**TASK DETAILS:** How many separate lines of the data contain "ebetsu"? Give the count and nothing else.

**TASK INPUT:**

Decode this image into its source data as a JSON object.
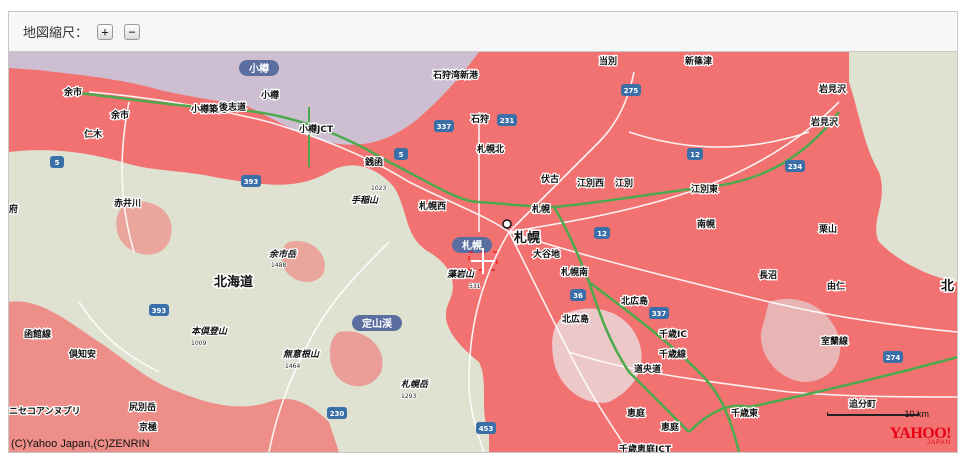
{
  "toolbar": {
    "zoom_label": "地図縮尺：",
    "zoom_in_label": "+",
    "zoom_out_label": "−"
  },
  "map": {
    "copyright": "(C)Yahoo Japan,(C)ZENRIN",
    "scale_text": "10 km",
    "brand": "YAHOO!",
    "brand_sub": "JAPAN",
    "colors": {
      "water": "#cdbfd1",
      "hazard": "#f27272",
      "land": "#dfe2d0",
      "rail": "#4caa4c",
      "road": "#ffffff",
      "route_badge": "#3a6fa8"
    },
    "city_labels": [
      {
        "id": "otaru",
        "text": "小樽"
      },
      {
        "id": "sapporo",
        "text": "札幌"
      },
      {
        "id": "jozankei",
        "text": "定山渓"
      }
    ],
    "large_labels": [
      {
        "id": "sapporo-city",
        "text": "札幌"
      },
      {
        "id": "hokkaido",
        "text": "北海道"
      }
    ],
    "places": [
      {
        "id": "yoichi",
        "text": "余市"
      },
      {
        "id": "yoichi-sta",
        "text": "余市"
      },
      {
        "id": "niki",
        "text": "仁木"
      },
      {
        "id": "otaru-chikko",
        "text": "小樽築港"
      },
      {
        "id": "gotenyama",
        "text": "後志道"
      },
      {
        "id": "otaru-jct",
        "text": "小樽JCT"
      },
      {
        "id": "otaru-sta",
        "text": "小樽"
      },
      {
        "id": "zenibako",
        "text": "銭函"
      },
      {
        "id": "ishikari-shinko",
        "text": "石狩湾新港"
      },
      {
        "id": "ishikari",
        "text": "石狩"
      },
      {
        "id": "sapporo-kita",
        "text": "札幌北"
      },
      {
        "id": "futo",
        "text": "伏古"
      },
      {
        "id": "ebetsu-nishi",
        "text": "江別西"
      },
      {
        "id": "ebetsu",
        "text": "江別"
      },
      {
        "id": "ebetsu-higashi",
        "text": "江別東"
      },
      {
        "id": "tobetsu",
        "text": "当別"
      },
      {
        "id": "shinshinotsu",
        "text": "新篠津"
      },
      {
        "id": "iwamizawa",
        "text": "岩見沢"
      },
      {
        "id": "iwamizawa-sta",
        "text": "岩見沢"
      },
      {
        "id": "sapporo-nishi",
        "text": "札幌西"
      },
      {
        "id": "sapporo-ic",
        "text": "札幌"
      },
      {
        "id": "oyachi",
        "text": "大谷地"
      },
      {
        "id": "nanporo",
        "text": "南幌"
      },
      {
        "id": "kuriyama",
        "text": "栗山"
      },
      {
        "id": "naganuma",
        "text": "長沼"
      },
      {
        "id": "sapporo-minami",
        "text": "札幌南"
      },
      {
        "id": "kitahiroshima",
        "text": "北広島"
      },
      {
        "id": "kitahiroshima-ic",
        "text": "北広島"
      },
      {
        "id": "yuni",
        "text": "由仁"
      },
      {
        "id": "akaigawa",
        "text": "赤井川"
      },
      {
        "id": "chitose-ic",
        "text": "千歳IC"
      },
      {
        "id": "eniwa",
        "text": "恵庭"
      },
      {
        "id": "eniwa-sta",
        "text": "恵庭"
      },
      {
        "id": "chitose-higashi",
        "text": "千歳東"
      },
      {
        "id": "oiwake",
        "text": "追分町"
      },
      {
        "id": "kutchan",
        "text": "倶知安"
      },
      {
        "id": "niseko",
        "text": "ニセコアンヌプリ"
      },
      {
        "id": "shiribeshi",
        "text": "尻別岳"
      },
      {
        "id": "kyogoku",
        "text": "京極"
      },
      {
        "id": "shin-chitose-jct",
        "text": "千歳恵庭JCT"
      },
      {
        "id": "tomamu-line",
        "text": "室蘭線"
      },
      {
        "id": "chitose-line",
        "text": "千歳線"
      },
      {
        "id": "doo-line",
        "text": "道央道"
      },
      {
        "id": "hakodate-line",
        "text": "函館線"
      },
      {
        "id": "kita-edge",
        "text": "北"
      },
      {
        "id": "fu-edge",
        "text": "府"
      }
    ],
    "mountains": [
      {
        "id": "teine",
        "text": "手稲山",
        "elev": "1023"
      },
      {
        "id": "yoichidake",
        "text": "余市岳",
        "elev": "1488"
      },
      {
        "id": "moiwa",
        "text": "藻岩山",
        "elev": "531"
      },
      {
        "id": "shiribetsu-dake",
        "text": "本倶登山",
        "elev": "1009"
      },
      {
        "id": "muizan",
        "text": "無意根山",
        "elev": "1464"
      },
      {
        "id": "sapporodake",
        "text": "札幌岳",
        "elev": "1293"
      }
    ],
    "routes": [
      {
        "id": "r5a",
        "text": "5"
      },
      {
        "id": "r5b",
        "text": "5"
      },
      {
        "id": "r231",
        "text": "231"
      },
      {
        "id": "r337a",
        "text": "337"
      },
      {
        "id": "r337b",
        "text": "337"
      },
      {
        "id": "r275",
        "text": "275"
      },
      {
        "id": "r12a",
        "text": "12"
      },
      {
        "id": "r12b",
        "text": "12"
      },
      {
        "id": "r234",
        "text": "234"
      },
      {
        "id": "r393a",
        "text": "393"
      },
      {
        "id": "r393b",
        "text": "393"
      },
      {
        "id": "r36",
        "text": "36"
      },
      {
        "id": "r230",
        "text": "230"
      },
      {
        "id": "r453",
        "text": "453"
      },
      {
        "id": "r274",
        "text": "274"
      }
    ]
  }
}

**TASK OUTPUT:** 3